Greetings! On the plate for this post are index funds and why they’re my personal preference over mutual funds any day of the week. I will explain what an index fund is, why I prefer them over mutual funds, and show where mutual funds lack.
If you ever had a financial person or place of employment push mutual funds on you as an investment for your retirement plan, then I wrote this post for you because we’re going to talk about something better, and why they’re better.
Please note that I’m not a financial advisor, and when it does come to index funds vs. mutual funds, a Certified Financial Planner who knows your situation precisely will have a more perfect answer for you and your investment objectives.
What is an index fund
First off, what’s an index fund? According to Investopedia, an index fund is a type of mutual fund or exchange-traded fund (ETF) with a portfolio constructed to match or track the components of a financial market index.
In plain English, an index fund contains stocks that are part of an index, such as the S&P 500, so that if you own the index fund, you own every single stock of that index.
Investors can buy index funds as a way to limit their risk over picking individual stocks. While individual stocks can shift rapidly up or down, index funds move with the entire market. Therefore, they generally have less gain and less loss over short periods of time or less volatility.
Brokerage firms list index funds that you can buy, should you be interested. I use Charles Schwab Bank for my brokerage account, and if you use my Charles Schwab Bank link to sign up, you could get up to a free $500 added to your account based on how much you deposit on your first deposit.
Why invest in index funds
We don’t hear much about index funds in commonplace. We often hear about mutual funds, which I’ll get into shortly. Index funds are superior to the vast majority of mutual funds for three primary reasons:
- They are low cost: Index funds don’t come with high management fees like mutual funds. Many index funds take less than 0.1% per year in fees.
- Steady: Index funds follow the general trend of the index they follow. For example, the S&P 500 generally trends upwards at 9.8% per year when you take the average over several decades. An S&P 500 Index fund would do similar.
- They’re Reliable: Despite Morningstar Ratings and money managers touting mutual funds, the vast majority of mutual funds do not consistently beat the market, but with an index fund, you are meeting the market, which is an efficient way to invest.
Mutual funds vs. Index funds
Let's go over some key differences of index and mutual funds. Mutual funds are actively managed, meaning a portfolio manager actively trades shares to attempt to bring in the most money. Index funds are passively managed and follow one of the many stock indexes, such as the S&P 500 or the Dow Jones industrial average.
If you have a 401(k) at work, you’ve probably heard of mutual funds, and they’ve probably been sold to you hard. If you have a financial advisor, you may also have been sold mutual funds. Why? What’s the big deal with mutual funds?
According to Tony Robbins, author of the incredible book Money Master the Game: 7 Simple Steps to Financial Freedom, mutual funds are all about marketing. When mutual funds gain money, the managers and companies make money.

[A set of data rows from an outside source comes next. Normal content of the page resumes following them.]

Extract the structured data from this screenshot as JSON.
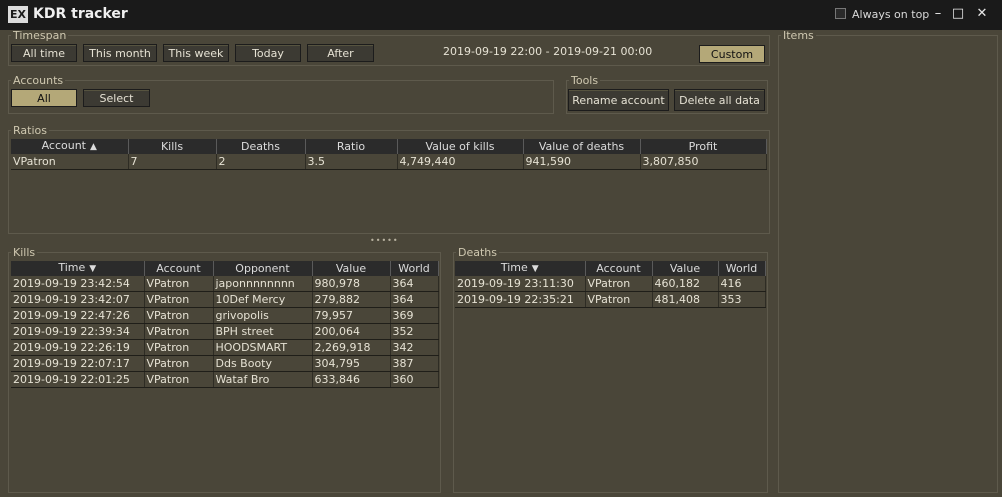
{
  "window": {
    "logo": "EX",
    "title": "KDR tracker",
    "always_on_top": "Always on top",
    "icons": {
      "minimize": "minimize-icon",
      "maximize": "maximize-icon",
      "close": "close-icon"
    }
  },
  "timespan": {
    "legend": "Timespan",
    "buttons": [
      "All time",
      "This month",
      "This week",
      "Today",
      "After"
    ],
    "range": "2019-09-19 22:00 - 2019-09-21 00:00",
    "custom": "Custom"
  },
  "accounts": {
    "legend": "Accounts",
    "all": "All",
    "select": "Select"
  },
  "tools": {
    "legend": "Tools",
    "rename": "Rename account",
    "delete": "Delete all data"
  },
  "items": {
    "legend": "Items"
  },
  "ratios": {
    "legend": "Ratios",
    "headers": [
      "Account",
      "Kills",
      "Deaths",
      "Ratio",
      "Value of kills",
      "Value of deaths",
      "Profit"
    ],
    "sort_icon": "▲",
    "rows": [
      [
        "VPatron",
        "7",
        "2",
        "3.5",
        "4,749,440",
        "941,590",
        "3,807,850"
      ]
    ]
  },
  "splitter": "•••••",
  "kills": {
    "legend": "Kills",
    "headers": [
      "Time",
      "Account",
      "Opponent",
      "Value",
      "World"
    ],
    "sort_icon": "▼",
    "rows": [
      [
        "2019-09-19 23:42:54",
        "VPatron",
        "japonnnnnnnn",
        "980,978",
        "364"
      ],
      [
        "2019-09-19 23:42:07",
        "VPatron",
        "10Def Mercy",
        "279,882",
        "364"
      ],
      [
        "2019-09-19 22:47:26",
        "VPatron",
        "grivopolis",
        "79,957",
        "369"
      ],
      [
        "2019-09-19 22:39:34",
        "VPatron",
        "BPH street",
        "200,064",
        "352"
      ],
      [
        "2019-09-19 22:26:19",
        "VPatron",
        "HOODSMART",
        "2,269,918",
        "342"
      ],
      [
        "2019-09-19 22:07:17",
        "VPatron",
        "Dds Booty",
        "304,795",
        "387"
      ],
      [
        "2019-09-19 22:01:25",
        "VPatron",
        "Wataf Bro",
        "633,846",
        "360"
      ]
    ]
  },
  "deaths": {
    "legend": "Deaths",
    "headers": [
      "Time",
      "Account",
      "Value",
      "World"
    ],
    "sort_icon": "▼",
    "rows": [
      [
        "2019-09-19 23:11:30",
        "VPatron",
        "460,182",
        "416"
      ],
      [
        "2019-09-19 22:35:21",
        "VPatron",
        "481,408",
        "353"
      ]
    ]
  }
}
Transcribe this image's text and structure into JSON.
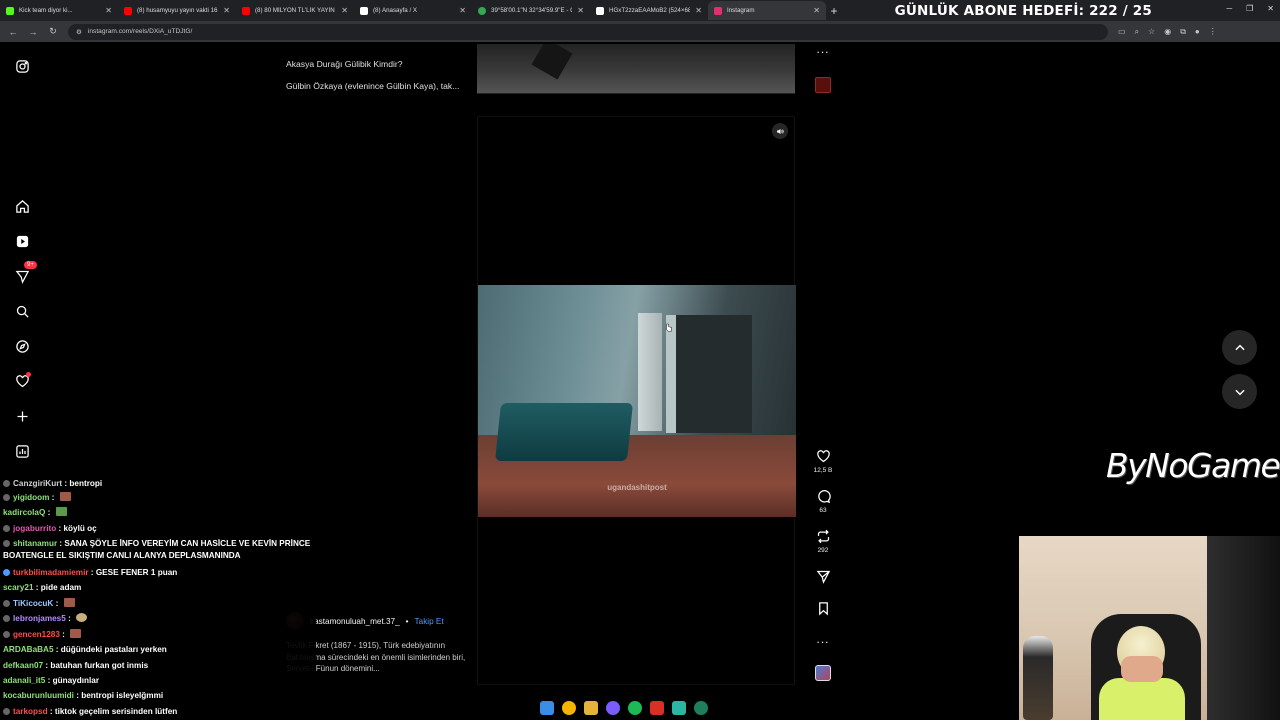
{
  "browser": {
    "tabs": [
      {
        "title": "Kick team diyor ki...",
        "color": "#53fc18"
      },
      {
        "title": "(8) husamyuyu yayın vakti 16 -",
        "color": "#ff0000"
      },
      {
        "title": "(8) 80 MİLYON TL'LİK YAYIN",
        "color": "#ff0000"
      },
      {
        "title": "(8) Anasayfa / X",
        "color": "#ffffff"
      },
      {
        "title": "39°58'00.1\"N 32°34'59.9\"E - Go",
        "color": "#34a853"
      },
      {
        "title": "HGxT2zzaEAAMoB2 (524×680)",
        "color": "#ffffff"
      },
      {
        "title": "Instagram",
        "color": "#e1306c"
      }
    ],
    "url": "instagram.com/reels/DXiA_uTDJtG/"
  },
  "overlay": {
    "goal": "GÜNLÜK ABONE HEDEFİ: 222 / 25",
    "brand": "ByNoGame"
  },
  "sidebar": {
    "notifications_badge": "9+",
    "icons": [
      "instagram-icon",
      "home-icon",
      "reels-icon",
      "messages-icon",
      "search-icon",
      "explore-icon",
      "heart-icon",
      "create-icon",
      "dashboard-icon"
    ]
  },
  "prev_reel": {
    "title": "Akasya Durağı Gülibik Kimdir?",
    "snippet": "Gülbin Özkaya (evlenince Gülbin Kaya), tak..."
  },
  "reel": {
    "watermark": "ugandashitpost",
    "author": "kastamonuluah_met.37_",
    "separator": "•",
    "follow": "Takip Et",
    "description": "Tevfik Fikret (1867 - 1915), Türk edebiyatının Batılılaşma sürecindeki en önemli isimlerinden biri, Servet-i Fünun dönemini...",
    "likes": "12,5 B",
    "comments": "63",
    "reposts": "292",
    "more": "..."
  },
  "chat": [
    {
      "user": "CanzgiriKurt",
      "text": "bentropi",
      "color": "#d0d0d0"
    },
    {
      "user": "yigidoom",
      "text": "",
      "color": "#8fe07a",
      "emote": true
    },
    {
      "user": "kadircolaQ",
      "text": "",
      "color": "#8fe07a",
      "emote": true
    },
    {
      "user": "jogaburrito",
      "text": "köylü oç",
      "color": "#e05ab0"
    },
    {
      "user": "shitanamur",
      "text": "SANA ŞÖYLE İNFO VEREYİM CAN HASİCLE VE KEVİN PRİNCE BOATENGLE EL SIKIŞTIM CANLI ALANYA DEPLASMANINDA",
      "color": "#8fe07a"
    },
    {
      "user": "turkbilimadamiemir",
      "text": "GESE FENER 1 puan",
      "color": "#ff4d4d"
    },
    {
      "user": "scary21",
      "text": "pide adam",
      "color": "#8fe07a"
    },
    {
      "user": "TiKicocuK",
      "text": "",
      "color": "#9ec6ff",
      "emote": true
    },
    {
      "user": "lebronjames5",
      "text": "",
      "color": "#b48cff",
      "emote": true
    },
    {
      "user": "gencen1283",
      "text": "",
      "color": "#ff4d4d",
      "emote": true
    },
    {
      "user": "ARDABaBA5",
      "text": "düğündeki pastaları yerken",
      "color": "#8fe07a"
    },
    {
      "user": "defkaan07",
      "text": "batuhan furkan got inmis",
      "color": "#8fe07a"
    },
    {
      "user": "adanali_it5",
      "text": "günaydınlar",
      "color": "#8fe07a"
    },
    {
      "user": "kocaburunluumidi",
      "text": "bentropi isleyelğmmi",
      "color": "#8fe07a"
    },
    {
      "user": "tarkopsd",
      "text": "tiktok geçelim serisinden lütfen",
      "color": "#ff4d4d"
    }
  ]
}
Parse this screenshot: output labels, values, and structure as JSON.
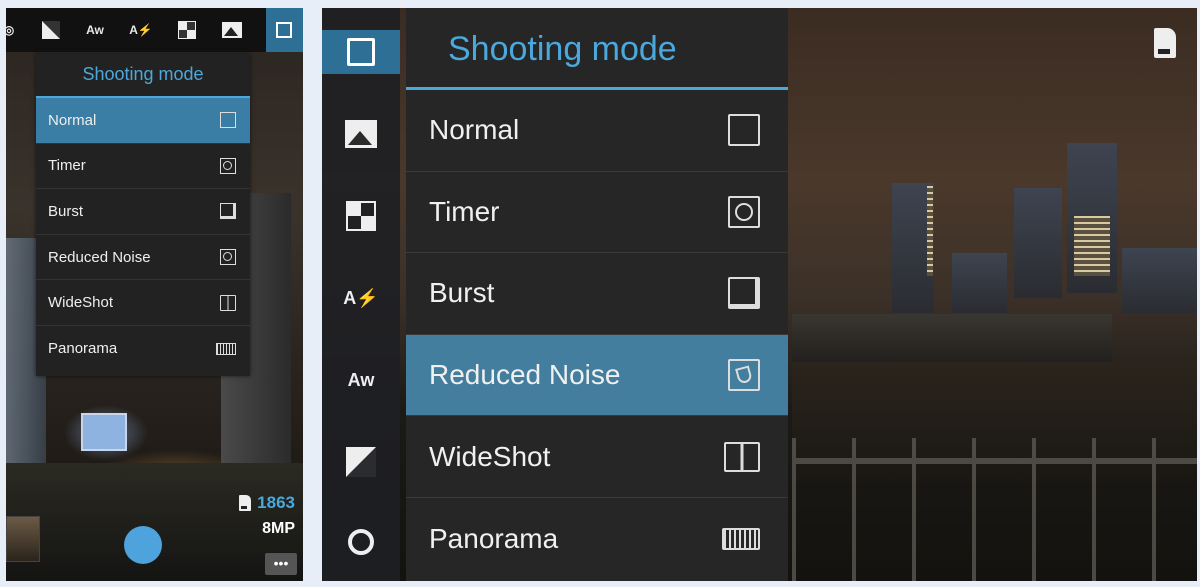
{
  "left_panel": {
    "toolbar": {
      "icons": [
        "ev-icon",
        "auto-white-balance-icon",
        "auto-flash-icon",
        "focus-mode-icon",
        "scene-icon",
        "shooting-mode-icon"
      ]
    },
    "menu": {
      "title": "Shooting mode",
      "selected": "Normal",
      "items": [
        {
          "label": "Normal",
          "icon": "normal-mode-icon"
        },
        {
          "label": "Timer",
          "icon": "timer-icon"
        },
        {
          "label": "Burst",
          "icon": "burst-icon"
        },
        {
          "label": "Reduced Noise",
          "icon": "reduced-noise-icon"
        },
        {
          "label": "WideShot",
          "icon": "wideshot-icon"
        },
        {
          "label": "Panorama",
          "icon": "panorama-icon"
        }
      ]
    },
    "status": {
      "remaining_shots": "1863",
      "resolution": "8MP"
    },
    "more_label": "•••"
  },
  "right_panel": {
    "sidebar": {
      "items": [
        {
          "name": "shooting-mode-icon",
          "label": ""
        },
        {
          "name": "scene-icon",
          "label": ""
        },
        {
          "name": "focus-mode-icon",
          "label": ""
        },
        {
          "name": "auto-flash-icon",
          "label": "A⚡"
        },
        {
          "name": "auto-white-balance-icon",
          "label": "Aw"
        },
        {
          "name": "ev-icon",
          "label": ""
        },
        {
          "name": "timer-icon",
          "label": ""
        }
      ]
    },
    "menu": {
      "title": "Shooting mode",
      "selected": "Reduced Noise",
      "items": [
        {
          "label": "Normal",
          "icon": "normal-mode-icon"
        },
        {
          "label": "Timer",
          "icon": "timer-icon"
        },
        {
          "label": "Burst",
          "icon": "burst-icon"
        },
        {
          "label": "Reduced Noise",
          "icon": "reduced-noise-icon"
        },
        {
          "label": "WideShot",
          "icon": "wideshot-icon"
        },
        {
          "label": "Panorama",
          "icon": "panorama-icon"
        }
      ]
    }
  },
  "colors": {
    "accent": "#4aa8dc",
    "selected_row": "#3a7ea6",
    "menu_bg": "#262626"
  }
}
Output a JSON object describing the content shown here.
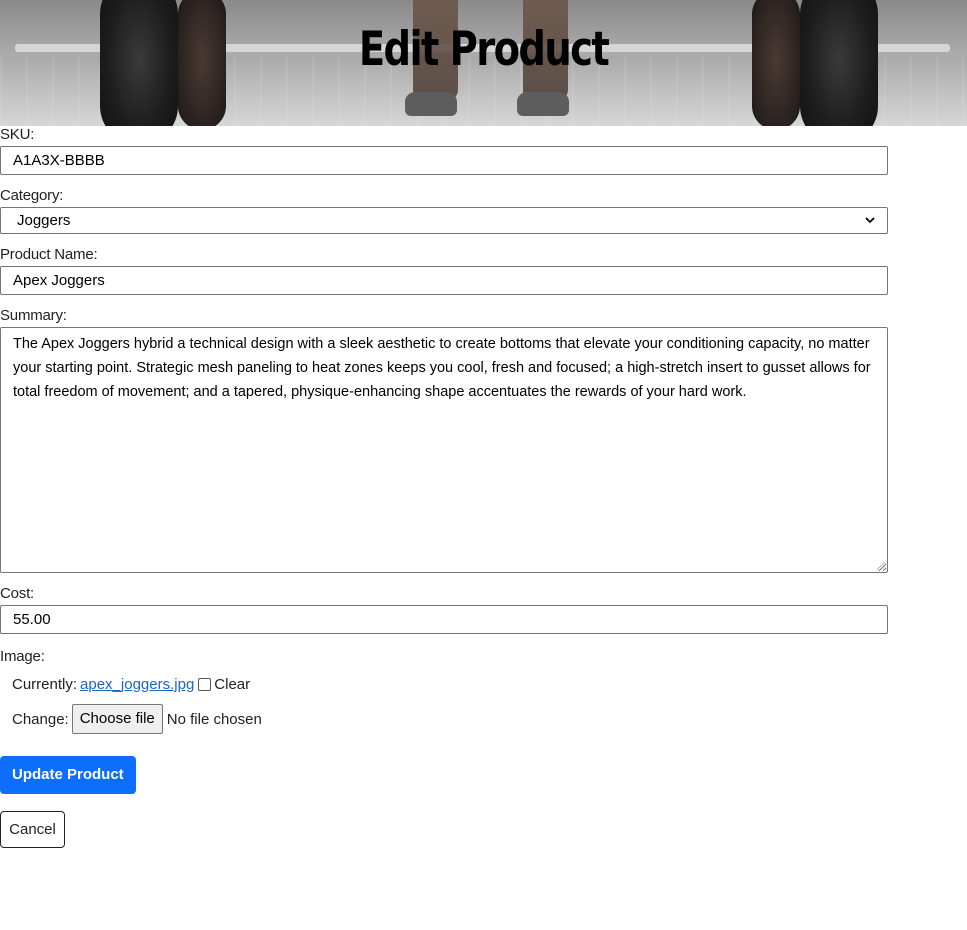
{
  "page": {
    "title": "Edit Product"
  },
  "form": {
    "sku": {
      "label": "SKU:",
      "value": "A1A3X-BBBB"
    },
    "category": {
      "label": "Category:",
      "selected": "Joggers"
    },
    "product_name": {
      "label": "Product Name:",
      "value": "Apex Joggers"
    },
    "summary": {
      "label": "Summary:",
      "value": "The Apex Joggers hybrid a technical design with a sleek aesthetic to create bottoms that elevate your conditioning capacity, no matter your starting point. Strategic mesh paneling to heat zones keeps you cool, fresh and focused; a high-stretch insert to gusset allows for total freedom of movement; and a tapered, physique-enhancing shape accentuates the rewards of your hard work."
    },
    "cost": {
      "label": "Cost:",
      "value": "55.00"
    },
    "image": {
      "label": "Image:",
      "currently_label": "Currently:",
      "current_file": "apex_joggers.jpg",
      "clear_label": "Clear",
      "change_label": "Change:",
      "choose_file_label": "Choose file",
      "no_file_text": "No file chosen"
    },
    "submit_label": "Update Product",
    "cancel_label": "Cancel"
  },
  "colors": {
    "primary": "#0d6efd",
    "link": "#1a66cc"
  }
}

With index funds, the investor is banking almost everything, so why should the firms talk about them? What gives them motivation when there’s no money in it for them?
Why else don’t I like mutual funds. Another fun fact from Tony Robbins from his book is that 96% of all mutual funds FAIL to beat the S&P 500 over the long term. So why invest your money in them?
Here’s another way of looking at it. If I asked you to give me your money, and I would invest it how I see fit, and if I messed up, you would lose your money, and I would lose nothing at all, how would you feel about that? That’s essentially what a mutual fund is.
The fund manager takes no financial risk if they lose your money, and you still pay fees in the form of expense ratios and more, to be a part of the professionally managed fund.
Why index funds are a better solution
Index funds are a better solution. As said earlier, they are low-cost, and they follow specific indexes, allowing your money to grow with an entire segment of the market.
Let’s look at a graph of the S&P 500 over 40 years and see how much your money could potentially grow in an S&P 500 index fund over the course of your adult life.
On May 23rd, 1980, the S&P 500 was valued at $110.62. Today it’s valued at $2,970.70. Assume if you will that there’s an index fund that followed the S&P 500 precisely for 40 years. You would have over 25 times your money 40 years later. That’s crazy!
Growth over time
Let’s assume you can invest $500 per month into an S&P 500 index fund for 5 years, 10 years, 20 years, and 30 years. How much would you have? Let’s check that out just below. Assume an average growth of 9% per year, which follows an average historical progression.
I chose $500 per month for a reason. You can currently invest $6,000 per year ($500 per month if you average) into a Roth IRA. Roth IRAs use after-tax dollars, and you do not pay taxes on your earnings if you withdraw your money after you are 59 ½ or if you meet other qualifying conditions.
That means your $6,000 annual investment at a potential 9% growth per year, averaged, could definitely give you a nest egg for retirement.
Wrapping it up
I have always been a big proponent for index funds. They’re simply better in almost every way you look at them. If you’re in the market to invest in mutual funds and ETFs, consider looking into index funds. Your financial advisor or brokerage firm can answer any questions you may have.